DATA EXTRACTS Block Start

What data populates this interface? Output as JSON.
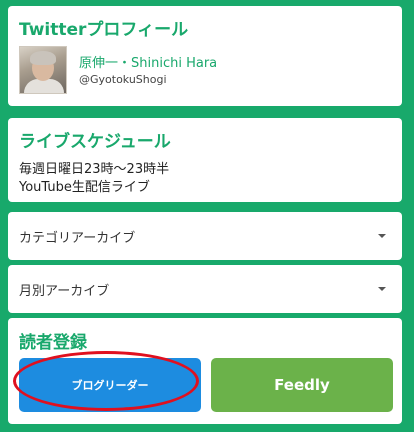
{
  "twitter": {
    "title": "Twitterプロフィール",
    "name": "原伸一・Shinichi Hara",
    "handle": "@GyotokuShogi"
  },
  "live": {
    "title": "ライブスケジュール",
    "line1": "毎週日曜日23時〜23時半",
    "line2": "YouTube生配信ライブ"
  },
  "archives": {
    "category_label": "カテゴリアーカイブ",
    "monthly_label": "月別アーカイブ"
  },
  "reader": {
    "title": "読者登録",
    "blog_button": "ブログリーダー",
    "feedly_button": "Feedly"
  },
  "colors": {
    "background": "#18a96b",
    "accent": "#19a86c",
    "blog_button": "#1d8ce0",
    "feedly_button": "#6bb24a",
    "annotation": "#e0101f"
  }
}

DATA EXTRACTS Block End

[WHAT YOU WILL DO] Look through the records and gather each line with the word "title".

[WRITTEN RESPONSE]
    "title": "Twitterプロフィール",
    "title": "ライブスケジュール",
    "title": "読者登録",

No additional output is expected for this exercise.